Given records:
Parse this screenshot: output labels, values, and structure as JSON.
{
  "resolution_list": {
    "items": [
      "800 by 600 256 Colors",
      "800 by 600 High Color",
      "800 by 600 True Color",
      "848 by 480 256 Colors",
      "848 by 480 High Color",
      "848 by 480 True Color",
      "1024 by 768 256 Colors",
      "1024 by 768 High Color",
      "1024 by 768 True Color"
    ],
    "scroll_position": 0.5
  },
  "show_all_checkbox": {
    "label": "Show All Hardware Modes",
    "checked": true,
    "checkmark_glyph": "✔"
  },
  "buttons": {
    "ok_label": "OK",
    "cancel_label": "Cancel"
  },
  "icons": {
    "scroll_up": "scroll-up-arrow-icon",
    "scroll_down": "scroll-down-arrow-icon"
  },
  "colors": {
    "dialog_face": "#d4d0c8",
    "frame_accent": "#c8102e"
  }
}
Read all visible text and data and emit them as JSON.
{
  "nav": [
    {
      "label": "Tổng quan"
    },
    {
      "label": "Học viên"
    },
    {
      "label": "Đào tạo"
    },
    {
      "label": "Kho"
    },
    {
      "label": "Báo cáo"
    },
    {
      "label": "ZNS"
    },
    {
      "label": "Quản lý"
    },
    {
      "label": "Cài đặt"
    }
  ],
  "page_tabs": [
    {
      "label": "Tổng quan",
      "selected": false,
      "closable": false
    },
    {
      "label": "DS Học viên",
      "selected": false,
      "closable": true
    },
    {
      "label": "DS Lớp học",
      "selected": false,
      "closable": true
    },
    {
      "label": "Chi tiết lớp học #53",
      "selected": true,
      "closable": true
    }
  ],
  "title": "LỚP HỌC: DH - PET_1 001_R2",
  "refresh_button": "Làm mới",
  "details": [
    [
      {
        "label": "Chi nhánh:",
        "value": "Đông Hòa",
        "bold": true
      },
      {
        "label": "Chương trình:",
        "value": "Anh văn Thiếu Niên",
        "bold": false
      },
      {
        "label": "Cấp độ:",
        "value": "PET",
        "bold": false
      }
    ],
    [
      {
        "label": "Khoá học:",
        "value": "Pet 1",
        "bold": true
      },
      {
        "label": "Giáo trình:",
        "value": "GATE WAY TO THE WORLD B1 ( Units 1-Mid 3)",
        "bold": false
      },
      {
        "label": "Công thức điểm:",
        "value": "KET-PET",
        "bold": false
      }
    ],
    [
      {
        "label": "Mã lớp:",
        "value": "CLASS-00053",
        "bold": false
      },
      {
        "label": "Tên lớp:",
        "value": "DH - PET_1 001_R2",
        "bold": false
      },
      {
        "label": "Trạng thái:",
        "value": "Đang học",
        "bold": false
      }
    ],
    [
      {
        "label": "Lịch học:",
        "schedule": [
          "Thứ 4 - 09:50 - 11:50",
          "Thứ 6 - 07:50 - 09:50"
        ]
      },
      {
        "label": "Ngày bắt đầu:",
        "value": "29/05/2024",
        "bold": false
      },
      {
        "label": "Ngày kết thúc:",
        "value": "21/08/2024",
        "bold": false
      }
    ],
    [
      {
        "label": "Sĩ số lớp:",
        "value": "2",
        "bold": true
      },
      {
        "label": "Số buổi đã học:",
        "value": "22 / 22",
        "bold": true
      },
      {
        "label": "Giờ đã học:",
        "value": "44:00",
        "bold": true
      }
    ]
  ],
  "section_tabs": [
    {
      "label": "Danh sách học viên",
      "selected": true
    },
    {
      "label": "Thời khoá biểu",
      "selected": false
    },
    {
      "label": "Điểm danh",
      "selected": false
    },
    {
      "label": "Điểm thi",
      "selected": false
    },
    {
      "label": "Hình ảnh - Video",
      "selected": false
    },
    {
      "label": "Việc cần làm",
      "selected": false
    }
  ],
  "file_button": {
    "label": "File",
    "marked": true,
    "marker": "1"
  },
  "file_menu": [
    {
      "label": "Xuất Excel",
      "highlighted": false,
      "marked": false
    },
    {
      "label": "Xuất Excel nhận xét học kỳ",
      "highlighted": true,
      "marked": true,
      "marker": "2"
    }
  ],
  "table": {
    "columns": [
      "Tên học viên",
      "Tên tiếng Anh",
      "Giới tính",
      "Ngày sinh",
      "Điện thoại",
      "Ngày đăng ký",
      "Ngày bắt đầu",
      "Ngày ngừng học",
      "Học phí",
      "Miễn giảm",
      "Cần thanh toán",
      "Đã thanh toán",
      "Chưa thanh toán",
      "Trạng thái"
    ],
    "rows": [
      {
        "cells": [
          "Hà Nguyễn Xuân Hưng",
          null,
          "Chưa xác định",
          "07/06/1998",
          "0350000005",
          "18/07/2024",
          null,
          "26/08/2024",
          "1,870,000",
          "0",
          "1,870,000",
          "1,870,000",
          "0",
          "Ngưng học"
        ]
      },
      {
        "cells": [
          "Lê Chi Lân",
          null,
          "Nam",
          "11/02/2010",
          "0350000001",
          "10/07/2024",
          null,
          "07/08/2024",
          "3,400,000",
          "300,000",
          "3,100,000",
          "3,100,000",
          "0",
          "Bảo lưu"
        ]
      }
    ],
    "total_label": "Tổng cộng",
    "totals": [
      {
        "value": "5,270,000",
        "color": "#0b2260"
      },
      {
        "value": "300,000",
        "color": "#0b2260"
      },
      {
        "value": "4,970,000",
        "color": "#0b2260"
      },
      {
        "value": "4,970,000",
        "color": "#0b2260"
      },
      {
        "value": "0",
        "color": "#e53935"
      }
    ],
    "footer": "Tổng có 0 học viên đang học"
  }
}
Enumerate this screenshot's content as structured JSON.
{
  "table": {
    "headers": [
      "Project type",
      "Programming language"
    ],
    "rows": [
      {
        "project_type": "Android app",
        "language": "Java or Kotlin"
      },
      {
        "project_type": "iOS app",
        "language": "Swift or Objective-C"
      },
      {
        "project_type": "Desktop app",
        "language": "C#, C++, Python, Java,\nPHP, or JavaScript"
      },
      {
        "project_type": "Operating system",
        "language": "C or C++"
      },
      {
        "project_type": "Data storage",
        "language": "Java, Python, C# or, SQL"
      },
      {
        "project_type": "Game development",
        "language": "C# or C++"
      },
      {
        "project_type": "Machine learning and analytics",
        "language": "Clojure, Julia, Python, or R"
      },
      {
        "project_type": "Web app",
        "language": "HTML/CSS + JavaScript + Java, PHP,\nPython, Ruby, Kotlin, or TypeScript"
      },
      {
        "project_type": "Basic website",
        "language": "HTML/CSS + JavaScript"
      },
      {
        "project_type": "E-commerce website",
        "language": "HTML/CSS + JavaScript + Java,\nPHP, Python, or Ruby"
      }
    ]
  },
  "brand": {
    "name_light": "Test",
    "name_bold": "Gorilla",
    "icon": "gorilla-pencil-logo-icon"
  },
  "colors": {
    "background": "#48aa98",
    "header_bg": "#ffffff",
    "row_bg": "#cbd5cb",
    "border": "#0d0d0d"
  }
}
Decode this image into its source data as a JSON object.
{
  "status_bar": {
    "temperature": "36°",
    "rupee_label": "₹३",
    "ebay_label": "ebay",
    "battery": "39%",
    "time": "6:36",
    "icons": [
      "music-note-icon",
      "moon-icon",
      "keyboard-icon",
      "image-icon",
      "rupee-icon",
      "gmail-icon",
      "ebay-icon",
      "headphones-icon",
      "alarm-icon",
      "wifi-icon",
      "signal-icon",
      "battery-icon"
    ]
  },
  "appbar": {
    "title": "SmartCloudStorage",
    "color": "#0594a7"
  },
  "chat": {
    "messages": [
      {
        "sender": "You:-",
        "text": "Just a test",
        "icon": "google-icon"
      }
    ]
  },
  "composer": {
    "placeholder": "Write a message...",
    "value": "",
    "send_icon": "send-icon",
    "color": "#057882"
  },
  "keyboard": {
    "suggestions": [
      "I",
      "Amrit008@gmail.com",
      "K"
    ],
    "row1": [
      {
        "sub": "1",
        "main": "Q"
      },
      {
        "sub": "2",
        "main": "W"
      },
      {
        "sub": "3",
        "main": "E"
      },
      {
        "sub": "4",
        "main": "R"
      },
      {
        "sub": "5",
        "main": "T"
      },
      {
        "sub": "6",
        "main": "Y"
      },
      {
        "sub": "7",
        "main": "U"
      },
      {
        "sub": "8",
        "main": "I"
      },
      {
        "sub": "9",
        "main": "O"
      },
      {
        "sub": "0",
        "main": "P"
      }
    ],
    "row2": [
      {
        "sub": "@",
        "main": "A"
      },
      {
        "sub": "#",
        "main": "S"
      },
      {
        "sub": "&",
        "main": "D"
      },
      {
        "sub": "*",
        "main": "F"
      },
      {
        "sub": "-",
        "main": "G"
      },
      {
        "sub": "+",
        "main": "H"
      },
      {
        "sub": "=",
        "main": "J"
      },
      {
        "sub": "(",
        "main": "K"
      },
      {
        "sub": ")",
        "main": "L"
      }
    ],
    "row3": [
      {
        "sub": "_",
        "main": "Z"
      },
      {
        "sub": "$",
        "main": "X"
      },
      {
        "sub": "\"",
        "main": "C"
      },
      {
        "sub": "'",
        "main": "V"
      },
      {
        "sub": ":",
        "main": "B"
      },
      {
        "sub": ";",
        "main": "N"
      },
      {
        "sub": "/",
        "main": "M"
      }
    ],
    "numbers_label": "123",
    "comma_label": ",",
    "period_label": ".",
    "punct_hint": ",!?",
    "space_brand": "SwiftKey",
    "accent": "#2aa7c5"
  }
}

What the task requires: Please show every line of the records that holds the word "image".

Answer for this exercise:
Decode this image into its source data as a JSON object.
      "image-icon",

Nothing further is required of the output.